# WHAT IS REQUIRED
Among the entries below, find the lines with the word "this" and copy them.
*** THE INPUT Section Begins ***
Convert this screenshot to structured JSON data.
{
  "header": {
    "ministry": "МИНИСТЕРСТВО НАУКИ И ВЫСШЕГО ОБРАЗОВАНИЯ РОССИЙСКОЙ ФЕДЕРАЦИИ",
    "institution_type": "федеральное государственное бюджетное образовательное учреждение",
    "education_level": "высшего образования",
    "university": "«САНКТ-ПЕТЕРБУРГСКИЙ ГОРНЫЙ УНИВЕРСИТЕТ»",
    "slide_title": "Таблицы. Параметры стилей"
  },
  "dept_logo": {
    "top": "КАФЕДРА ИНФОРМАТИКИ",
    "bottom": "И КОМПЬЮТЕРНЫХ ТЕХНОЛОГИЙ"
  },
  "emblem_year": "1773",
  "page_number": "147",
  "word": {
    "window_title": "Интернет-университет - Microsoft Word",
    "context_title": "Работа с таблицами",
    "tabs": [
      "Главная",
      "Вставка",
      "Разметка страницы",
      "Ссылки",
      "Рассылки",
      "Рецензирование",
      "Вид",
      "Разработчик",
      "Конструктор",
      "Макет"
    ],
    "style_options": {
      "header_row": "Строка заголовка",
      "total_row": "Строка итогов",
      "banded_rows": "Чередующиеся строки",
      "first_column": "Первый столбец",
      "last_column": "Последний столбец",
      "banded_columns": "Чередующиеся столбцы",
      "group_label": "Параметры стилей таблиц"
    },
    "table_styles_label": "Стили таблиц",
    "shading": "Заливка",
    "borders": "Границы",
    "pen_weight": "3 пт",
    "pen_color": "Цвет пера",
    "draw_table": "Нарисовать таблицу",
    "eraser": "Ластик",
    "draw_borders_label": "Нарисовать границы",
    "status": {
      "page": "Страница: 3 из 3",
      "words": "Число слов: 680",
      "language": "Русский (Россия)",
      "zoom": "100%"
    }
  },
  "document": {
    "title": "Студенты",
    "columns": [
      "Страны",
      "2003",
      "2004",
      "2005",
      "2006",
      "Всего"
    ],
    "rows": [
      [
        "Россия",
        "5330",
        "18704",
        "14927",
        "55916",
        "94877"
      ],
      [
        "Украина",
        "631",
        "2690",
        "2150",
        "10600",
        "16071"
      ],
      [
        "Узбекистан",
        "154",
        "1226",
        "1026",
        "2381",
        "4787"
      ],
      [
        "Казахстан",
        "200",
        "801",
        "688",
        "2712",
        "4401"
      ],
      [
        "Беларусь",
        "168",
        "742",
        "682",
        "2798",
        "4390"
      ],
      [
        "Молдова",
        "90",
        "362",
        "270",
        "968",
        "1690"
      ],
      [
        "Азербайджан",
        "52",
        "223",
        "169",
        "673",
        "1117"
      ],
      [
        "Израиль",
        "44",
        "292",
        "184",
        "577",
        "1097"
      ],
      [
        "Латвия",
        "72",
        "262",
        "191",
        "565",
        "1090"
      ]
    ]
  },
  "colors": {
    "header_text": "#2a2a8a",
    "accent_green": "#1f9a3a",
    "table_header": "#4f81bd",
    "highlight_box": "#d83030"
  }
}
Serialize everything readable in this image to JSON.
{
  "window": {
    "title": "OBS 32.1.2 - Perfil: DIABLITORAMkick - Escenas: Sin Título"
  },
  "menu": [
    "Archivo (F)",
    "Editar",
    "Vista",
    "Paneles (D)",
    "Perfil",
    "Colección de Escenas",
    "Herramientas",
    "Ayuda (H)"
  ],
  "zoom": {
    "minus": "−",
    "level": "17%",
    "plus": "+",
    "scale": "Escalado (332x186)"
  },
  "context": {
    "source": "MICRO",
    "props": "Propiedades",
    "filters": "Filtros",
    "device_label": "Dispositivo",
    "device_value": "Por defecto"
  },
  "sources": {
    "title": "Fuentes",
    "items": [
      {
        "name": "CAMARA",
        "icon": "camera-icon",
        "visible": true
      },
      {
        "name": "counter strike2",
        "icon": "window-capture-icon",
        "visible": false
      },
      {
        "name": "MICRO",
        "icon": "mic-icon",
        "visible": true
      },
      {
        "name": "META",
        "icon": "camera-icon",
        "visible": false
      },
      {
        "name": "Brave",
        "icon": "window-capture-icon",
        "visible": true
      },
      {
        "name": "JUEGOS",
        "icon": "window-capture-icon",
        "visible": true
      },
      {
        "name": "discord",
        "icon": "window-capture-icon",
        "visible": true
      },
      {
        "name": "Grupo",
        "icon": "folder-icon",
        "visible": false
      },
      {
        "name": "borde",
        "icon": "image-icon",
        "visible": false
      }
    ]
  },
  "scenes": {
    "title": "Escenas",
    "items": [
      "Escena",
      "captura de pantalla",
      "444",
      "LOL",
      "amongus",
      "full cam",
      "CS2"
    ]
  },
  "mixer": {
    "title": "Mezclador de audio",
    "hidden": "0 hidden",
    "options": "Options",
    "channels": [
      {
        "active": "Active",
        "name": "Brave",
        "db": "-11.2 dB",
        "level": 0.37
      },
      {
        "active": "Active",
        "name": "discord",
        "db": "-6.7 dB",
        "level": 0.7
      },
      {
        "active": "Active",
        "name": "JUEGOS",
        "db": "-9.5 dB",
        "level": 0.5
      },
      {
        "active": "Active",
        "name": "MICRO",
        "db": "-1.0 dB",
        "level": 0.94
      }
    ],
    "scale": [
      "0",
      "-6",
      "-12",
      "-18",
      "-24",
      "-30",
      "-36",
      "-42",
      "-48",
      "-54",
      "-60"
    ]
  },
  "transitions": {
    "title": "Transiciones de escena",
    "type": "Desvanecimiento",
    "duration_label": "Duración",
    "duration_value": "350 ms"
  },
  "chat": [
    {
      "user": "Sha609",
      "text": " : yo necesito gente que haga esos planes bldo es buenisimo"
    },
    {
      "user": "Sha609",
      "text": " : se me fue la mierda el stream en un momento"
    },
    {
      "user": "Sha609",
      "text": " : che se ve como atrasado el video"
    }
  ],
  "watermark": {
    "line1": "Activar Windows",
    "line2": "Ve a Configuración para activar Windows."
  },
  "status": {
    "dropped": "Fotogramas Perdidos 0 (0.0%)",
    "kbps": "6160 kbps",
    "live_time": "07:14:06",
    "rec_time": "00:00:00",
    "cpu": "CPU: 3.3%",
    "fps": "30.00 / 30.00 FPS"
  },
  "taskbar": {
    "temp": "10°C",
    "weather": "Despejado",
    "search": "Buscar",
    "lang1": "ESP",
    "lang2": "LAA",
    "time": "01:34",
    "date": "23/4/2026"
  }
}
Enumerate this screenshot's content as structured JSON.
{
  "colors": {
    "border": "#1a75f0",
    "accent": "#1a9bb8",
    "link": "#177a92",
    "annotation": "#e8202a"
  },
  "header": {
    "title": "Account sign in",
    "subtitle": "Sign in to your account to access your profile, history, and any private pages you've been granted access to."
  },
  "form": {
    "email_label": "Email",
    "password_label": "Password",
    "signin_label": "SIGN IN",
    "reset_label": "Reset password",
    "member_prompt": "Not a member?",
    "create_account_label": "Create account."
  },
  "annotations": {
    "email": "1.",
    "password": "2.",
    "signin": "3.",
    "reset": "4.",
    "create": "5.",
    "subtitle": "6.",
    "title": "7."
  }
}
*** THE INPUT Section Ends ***
# OUTPUT
Convert this screenshot to structured JSON data.
Serialize everything readable in this image to JSON.
Enumerate this screenshot's content as structured JSON.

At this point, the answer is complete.